The Bradys: Bobby gets married.
Married…With Children: They hate him.
Thirtysomething: If only we knew…
The Flintstones: Wilma and Betty decide to follow them.

House Style
The Brady Bunch: Conservative but mod, circa ’69
The Bradys: Conservative but mod, circa ’90
Married…With Children: Roach motel
Thirtysomething: Enviable
The Flintstones: Suburban cave

Clothing Style
The Brady Bunch: Early Osmonds
The Bradys: Made in the USA
Married…With Children: Flammable fabrics
Thirtysomething: Eclectic earth tones; nice ties
The Flintstones: One-piece

Most Annoying Character
The Brady Bunch: Alice’s cousin Emma, the substitute housekeeper (too strict)
The Bradys: Marcia’s husband, Wally (chronically unemployable)
Married…With Children: Steve (supercilious)
Thirtysomething: Ellyn (goes through Hope’s drawers, babbles, changes hairstyle every other week, generally mistreats her friends)
The Flintstones: Mr. Slate (bossy)

Attitude Toward Sex
The Brady Bunch: Never heard of it
The Bradys: Omigod — even Cindy does it!
Married…With Children: Peg: Yes. Al: No.
Thirtysomething: They didn’t get all those kids by accident.
The Flintstones: Prehistoric

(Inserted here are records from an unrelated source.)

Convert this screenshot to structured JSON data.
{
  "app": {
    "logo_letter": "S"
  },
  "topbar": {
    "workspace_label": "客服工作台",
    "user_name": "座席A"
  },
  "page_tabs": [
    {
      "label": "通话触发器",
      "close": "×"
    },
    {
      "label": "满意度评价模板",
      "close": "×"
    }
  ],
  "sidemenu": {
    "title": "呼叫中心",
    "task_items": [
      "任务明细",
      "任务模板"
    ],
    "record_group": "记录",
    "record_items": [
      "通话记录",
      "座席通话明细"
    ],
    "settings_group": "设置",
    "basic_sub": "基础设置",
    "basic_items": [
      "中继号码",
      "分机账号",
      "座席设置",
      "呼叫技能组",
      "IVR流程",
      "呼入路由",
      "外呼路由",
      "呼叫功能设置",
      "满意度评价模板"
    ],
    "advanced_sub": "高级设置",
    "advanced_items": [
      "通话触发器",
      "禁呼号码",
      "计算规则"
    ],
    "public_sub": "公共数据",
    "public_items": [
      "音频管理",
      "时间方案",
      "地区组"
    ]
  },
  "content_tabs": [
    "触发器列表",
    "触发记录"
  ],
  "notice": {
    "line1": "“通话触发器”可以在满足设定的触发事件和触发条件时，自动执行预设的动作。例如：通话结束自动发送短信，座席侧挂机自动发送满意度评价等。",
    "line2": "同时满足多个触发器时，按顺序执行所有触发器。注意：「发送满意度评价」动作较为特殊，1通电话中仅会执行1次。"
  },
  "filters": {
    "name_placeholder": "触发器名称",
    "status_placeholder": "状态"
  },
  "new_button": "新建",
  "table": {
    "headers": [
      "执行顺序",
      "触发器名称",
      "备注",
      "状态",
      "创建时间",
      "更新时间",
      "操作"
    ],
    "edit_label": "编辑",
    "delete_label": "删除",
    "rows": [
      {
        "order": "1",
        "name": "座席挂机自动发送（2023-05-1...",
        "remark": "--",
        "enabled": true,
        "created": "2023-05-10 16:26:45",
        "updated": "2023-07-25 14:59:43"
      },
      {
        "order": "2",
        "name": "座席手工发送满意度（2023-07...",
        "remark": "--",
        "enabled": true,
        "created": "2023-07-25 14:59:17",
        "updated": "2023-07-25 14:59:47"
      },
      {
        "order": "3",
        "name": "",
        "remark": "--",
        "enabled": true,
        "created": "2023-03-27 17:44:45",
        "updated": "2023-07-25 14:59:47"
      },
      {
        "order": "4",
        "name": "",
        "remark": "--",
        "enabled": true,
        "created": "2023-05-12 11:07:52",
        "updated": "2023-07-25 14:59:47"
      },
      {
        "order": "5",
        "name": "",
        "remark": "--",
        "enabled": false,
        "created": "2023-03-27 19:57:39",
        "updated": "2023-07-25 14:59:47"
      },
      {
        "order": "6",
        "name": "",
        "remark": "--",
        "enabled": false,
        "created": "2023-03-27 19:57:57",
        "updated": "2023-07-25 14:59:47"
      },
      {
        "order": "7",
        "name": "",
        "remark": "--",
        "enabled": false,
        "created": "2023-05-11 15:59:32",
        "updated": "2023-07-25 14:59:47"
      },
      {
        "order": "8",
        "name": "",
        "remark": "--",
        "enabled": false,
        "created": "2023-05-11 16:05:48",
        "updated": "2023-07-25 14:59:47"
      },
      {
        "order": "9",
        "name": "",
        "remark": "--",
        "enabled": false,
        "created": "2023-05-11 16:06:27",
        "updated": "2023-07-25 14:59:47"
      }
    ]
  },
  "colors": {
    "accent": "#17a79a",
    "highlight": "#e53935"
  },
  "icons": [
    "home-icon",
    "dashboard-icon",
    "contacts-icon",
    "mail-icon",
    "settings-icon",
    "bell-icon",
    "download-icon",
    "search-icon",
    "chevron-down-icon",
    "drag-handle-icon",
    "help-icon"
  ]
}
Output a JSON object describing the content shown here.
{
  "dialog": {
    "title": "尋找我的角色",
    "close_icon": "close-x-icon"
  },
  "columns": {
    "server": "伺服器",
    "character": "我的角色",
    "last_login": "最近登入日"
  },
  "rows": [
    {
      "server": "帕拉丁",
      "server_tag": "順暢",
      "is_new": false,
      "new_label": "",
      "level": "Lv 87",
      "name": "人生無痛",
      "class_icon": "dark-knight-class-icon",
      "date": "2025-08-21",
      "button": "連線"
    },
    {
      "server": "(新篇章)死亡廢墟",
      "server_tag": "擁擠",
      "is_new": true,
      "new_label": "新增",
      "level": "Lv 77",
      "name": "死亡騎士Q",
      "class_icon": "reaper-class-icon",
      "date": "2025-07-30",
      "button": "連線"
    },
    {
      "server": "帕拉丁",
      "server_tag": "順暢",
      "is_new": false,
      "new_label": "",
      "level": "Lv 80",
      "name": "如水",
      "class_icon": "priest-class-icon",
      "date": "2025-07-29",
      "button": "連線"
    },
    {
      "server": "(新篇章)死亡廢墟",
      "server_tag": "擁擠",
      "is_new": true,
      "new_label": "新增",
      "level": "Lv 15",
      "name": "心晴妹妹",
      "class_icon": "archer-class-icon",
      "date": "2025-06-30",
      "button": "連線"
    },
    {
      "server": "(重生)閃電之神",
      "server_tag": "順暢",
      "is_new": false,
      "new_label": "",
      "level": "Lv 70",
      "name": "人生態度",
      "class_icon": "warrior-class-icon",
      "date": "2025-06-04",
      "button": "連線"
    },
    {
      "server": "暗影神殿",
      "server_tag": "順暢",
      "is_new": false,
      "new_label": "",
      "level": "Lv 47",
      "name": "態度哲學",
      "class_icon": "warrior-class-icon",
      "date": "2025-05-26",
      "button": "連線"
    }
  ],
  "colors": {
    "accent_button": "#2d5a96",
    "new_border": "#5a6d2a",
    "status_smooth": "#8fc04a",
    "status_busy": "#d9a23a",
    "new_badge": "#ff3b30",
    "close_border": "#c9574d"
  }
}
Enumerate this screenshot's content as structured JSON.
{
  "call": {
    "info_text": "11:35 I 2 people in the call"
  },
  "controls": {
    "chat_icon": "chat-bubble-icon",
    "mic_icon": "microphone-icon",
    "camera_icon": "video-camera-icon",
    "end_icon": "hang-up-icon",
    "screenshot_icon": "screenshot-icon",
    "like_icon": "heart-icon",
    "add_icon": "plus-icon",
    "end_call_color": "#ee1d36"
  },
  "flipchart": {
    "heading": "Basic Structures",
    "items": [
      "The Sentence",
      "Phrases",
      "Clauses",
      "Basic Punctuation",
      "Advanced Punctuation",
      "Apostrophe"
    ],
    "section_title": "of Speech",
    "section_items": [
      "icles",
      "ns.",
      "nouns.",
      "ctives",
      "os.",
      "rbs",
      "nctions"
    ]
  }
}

How Spouses Fight
The Brady Bunch: They don’t.
The Bradys: Infrequently, but it happens
Married…With Children: Tooth and nail
Thirtysomething: They stop talking
The Flintstones: Fred and Barney go bowling while Wilma and Betty max out their charge cards.

How Kids Get Into Trouble
The Brady Bunch: Greg takes a puff of a cigarette.
The Bradys: Carol’s grandson steals her business cards and sticks them in the spokes of Bobby’s wheelchair.
Married…With Children: By committing felonies
Thirtysomething: Ethan plays with a forbidden toy rocket.
The Flintstones: They don’t.

How They’re Punished

The Brady Bunch: ”It’s not what you did, honey — it’s that you couldn’t come to us.”
The Bradys ”Next time, ask.”
Married…With Children: By the authorities
Thirtysomething: It blows up in his face.
The Flintstones: They’re not.

What Family Does For Fun
The Brady Bunch: Takes special three-part vacations to Hawaii and the Grand Canyon
The Bradys: Has flashbacks
Married…With Children: Exchanges insults
Thirtysomething: Talks
The Flintstones: Attends showings of The Monster at the Bedrock Drive-In

Unsolved Mysteries
The Brady Bunch: How exactly did Carol’s first husband and Mike’s first wife die?
The Bradys: What’s with Marcia’s new face and Bobby’s blonde hair
Married…With Children: What kind of hair spray does Peg use?
Thirtysomething: Why did Nancy take Elliot back? What do Gary and Susanna see in each other?
The Flintstones: How does Barney’s shirt stay on if he has no shoulders? Where do Fred and Wilma plug in their TV?

Worst Behavior
The Brady Bunch: The Brady children once made Alice feel under-appreciated.

The Bradys: Marcia’s son Mickey watches Bobby’s car-crash tape for fun.
Married…With Children: The Bundy’s kill their neighbor’s dog.
Thirtysomething: Elliot has an affair and talks about it.
The Flintstones: Characters don’t wear under-clothes.

Best Reason To Watch
The Brady Bunch: This is what life should be.
The Bradys: They’re all grown-ups now!
Married…With Children: Terry Rakolta hates it.
Thirtysomething (Tie) This is your life. This isn’t your life.
The Flintstones: This is what life might have been.

Best Reason Not To Watch
The Brady Bunch: Blurred vision from rerun overdoses.
The Bradys: You’re all grown-ups now.
Married…With Children: She has a point.
Thirtysomething: After a while, you think it’s real.
The Flintstones: The Simpsons

You May Like